I don’t think it would be unreasonable to say that everyone’s college experience from now on will cease to be the same. As COVID-19 cases continue to rise daily, campuses have been adjusting the structure of their services and class procedures to ensure the safety and health of their students and faculty. One area that has been affected tremendously, in both public and academic settings, is the library. Libraries are a high-contact environment where items and materials are touched on the daily and circulated among various surroundings. From its original location on the shelf, a single book could fall into the hands of a countless number of individuals, including any student and librarian checking out items at the front desk.

Before the emergence of COVID-19, libraries were a heavily trafficked hub for community outreach, academic and technological guidance and a safe space that fostered the love for reading and learning. According to a study done by the Institute of Library and Museum Services, there were 1.39 billion visits to public libraries, or 4.48 visits per person, in 2015. Libraries are an essential and fundamental public service that brings communities together and fulfills the needs of patrons even beyond academic tasks. On the surface, many might assume that a library’s sole purpose is to offer a collection of books for the public’s use. But when looking deeper into the purpose and structure of libraries, one can see that their services help foster inclusive connections within the community that support households regardless of socio-economic status by offering access to free WiFi and internet and assisting those who need guidance on federal or state forms. Especially at Criss Library, the goal is to be a judgement free and welcoming public space where anyone can receive the information and advice that they need from trusted and experienced individuals.

As businesses and stores slowly begin to open their doors again, libraries across the country have been learning how to adapt to living in a pandemic world while continuing to offer services to the public in an accessible and efficient manner. In response to COVID-19, library staff members are committed to wearing masks and other protective gear, disinfecting surfaces multiple times throughout the day, limiting direct contact with patrons and returned items and offering services in a digital format. As someone who works at a local library, the staff members and I have had to learn how to provide library services in a way that is still inclusive, accessible and risk-free. Unfortunately, it can be difficult to see everything libraries are doing behind the front desk when using their services.

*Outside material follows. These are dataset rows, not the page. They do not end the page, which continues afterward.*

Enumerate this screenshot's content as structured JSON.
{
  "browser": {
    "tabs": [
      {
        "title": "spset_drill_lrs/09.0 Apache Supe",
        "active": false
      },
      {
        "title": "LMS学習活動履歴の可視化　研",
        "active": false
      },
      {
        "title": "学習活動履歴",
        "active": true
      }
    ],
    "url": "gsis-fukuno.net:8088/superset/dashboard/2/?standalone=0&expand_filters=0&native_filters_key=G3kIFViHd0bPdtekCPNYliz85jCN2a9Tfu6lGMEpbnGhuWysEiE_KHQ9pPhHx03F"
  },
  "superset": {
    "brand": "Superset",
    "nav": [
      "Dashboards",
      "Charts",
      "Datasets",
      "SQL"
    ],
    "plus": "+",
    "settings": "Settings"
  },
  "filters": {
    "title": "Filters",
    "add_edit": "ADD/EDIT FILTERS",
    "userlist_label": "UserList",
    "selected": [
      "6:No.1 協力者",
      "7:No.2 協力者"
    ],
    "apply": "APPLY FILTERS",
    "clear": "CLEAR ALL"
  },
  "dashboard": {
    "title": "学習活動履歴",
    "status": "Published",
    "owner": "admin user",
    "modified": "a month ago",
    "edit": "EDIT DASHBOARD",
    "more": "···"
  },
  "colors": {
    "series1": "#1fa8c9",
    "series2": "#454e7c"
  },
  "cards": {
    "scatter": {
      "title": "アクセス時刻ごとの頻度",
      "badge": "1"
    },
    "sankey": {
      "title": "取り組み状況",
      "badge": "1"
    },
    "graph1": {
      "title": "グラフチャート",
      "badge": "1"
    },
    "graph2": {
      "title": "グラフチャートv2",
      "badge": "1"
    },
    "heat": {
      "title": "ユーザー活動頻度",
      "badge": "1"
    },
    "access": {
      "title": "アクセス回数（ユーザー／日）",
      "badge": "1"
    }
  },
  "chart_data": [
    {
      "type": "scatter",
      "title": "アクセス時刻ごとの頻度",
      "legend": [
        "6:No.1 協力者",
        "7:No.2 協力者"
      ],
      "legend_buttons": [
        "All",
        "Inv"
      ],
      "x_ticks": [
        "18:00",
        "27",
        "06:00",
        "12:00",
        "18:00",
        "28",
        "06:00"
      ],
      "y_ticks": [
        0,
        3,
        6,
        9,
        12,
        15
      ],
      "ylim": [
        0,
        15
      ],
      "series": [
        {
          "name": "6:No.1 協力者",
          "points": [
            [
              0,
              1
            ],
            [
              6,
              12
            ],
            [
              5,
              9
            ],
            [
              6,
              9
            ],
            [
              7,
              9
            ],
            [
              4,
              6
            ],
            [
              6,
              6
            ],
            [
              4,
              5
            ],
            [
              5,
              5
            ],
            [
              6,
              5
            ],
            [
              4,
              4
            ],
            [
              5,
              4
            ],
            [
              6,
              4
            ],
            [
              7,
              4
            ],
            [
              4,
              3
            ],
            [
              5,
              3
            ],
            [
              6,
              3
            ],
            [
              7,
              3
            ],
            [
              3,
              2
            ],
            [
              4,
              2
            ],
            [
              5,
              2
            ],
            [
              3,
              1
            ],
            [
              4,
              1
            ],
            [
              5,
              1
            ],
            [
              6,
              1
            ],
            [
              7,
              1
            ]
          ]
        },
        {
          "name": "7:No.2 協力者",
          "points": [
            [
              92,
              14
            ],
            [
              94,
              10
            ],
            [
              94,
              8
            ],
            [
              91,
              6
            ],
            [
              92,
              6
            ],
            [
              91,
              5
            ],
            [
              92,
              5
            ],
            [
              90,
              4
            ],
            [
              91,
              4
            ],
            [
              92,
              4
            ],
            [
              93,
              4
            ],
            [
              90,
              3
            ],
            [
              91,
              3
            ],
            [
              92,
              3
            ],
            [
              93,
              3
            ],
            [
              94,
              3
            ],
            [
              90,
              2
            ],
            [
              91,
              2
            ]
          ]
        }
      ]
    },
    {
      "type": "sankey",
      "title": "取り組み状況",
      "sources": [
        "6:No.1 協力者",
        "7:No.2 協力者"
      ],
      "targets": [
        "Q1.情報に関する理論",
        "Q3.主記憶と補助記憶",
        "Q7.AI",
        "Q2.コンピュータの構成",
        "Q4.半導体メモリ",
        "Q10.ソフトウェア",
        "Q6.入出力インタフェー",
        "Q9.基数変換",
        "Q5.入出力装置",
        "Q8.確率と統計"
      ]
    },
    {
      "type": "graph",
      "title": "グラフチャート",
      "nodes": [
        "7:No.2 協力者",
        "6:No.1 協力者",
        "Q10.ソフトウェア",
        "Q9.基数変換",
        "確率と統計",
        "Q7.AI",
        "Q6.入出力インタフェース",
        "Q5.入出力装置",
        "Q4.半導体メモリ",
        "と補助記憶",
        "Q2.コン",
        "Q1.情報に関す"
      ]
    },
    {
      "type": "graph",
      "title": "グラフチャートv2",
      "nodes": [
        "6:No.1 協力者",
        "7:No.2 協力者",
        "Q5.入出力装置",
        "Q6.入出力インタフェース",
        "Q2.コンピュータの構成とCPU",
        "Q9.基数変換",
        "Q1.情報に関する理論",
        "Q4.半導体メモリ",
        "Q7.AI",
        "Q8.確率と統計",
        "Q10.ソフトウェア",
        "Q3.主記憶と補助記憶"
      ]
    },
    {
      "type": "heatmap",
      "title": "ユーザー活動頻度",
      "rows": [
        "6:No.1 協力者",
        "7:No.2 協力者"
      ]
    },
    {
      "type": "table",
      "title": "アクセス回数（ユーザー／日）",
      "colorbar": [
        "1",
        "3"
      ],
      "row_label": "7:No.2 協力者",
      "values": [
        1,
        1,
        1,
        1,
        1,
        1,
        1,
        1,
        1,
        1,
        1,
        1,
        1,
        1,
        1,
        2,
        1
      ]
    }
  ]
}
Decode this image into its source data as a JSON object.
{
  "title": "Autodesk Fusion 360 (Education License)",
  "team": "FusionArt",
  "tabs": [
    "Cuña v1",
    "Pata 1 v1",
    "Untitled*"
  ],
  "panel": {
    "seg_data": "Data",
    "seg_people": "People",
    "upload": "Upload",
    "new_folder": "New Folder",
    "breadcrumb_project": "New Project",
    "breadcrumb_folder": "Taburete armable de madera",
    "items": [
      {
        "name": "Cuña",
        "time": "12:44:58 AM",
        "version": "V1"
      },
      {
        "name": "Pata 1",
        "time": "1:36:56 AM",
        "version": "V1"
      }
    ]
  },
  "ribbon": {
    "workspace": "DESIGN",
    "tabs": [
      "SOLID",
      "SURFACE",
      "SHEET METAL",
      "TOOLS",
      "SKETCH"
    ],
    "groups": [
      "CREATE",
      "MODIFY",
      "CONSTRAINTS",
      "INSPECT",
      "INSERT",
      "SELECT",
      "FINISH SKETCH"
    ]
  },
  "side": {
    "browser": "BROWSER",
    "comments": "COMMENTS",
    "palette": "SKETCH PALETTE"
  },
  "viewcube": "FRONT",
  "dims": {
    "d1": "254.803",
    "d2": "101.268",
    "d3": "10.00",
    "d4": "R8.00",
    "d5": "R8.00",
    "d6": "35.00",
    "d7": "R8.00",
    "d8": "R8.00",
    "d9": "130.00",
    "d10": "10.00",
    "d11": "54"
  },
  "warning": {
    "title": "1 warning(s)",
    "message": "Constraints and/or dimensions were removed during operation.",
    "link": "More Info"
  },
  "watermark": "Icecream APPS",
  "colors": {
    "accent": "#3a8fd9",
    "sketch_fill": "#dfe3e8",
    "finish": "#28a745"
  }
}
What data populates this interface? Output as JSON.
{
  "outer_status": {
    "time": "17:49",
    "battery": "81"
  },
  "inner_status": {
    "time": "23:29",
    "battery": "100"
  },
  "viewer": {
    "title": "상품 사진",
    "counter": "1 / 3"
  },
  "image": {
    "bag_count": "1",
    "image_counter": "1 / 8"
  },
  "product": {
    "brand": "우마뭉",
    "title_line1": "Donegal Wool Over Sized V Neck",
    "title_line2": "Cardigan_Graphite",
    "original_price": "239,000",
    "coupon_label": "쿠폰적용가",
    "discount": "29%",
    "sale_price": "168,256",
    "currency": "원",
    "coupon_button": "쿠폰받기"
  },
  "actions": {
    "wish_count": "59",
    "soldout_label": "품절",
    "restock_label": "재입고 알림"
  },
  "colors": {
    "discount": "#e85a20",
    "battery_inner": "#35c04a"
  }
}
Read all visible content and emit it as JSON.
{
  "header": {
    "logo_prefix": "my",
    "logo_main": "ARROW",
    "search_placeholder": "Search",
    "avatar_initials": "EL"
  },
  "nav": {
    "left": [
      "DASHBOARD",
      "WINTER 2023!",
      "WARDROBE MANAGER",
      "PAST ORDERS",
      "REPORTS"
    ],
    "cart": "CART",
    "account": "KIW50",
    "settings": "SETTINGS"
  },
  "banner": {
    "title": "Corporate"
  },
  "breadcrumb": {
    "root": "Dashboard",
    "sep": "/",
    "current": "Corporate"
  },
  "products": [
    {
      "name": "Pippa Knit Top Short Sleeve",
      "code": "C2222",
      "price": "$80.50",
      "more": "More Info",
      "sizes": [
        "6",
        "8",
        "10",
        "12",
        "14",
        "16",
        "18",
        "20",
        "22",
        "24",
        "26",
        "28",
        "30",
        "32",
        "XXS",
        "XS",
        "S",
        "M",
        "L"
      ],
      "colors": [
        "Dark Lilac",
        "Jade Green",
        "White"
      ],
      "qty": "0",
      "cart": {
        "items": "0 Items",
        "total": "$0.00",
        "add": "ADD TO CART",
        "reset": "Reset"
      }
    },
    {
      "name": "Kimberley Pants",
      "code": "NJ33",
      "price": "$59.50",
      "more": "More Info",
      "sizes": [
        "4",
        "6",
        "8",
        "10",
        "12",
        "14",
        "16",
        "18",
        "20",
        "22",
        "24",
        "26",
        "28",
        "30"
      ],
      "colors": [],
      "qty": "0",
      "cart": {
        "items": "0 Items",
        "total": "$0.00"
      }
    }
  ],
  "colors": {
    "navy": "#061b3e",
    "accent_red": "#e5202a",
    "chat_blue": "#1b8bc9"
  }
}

Before you rush to the library once classes start, remember the dedication and hard work that is being put forth by librarians to keep you safe and healthy during this time. While you may not directly see their efforts, know that every day they are learning and changing to make sure you receive the best possible service that can be achieved currently. And so I ask: please be kind to the librarians on campus or in your community. I know you may be missing the comforts of the library as much as I am, but consider utilizing their digital resources and services to protect those who are working hard daily. Try to see if you can access or check out eBooks and audiobooks in replacement of physical copies to limit the amount of contact an item receives. If you decide to study within their spaces, follow their mask requirements and leave your space clean before you leave.

It is our responsibility as patrons and students to treat our libraries with the same level of respect that they give to us.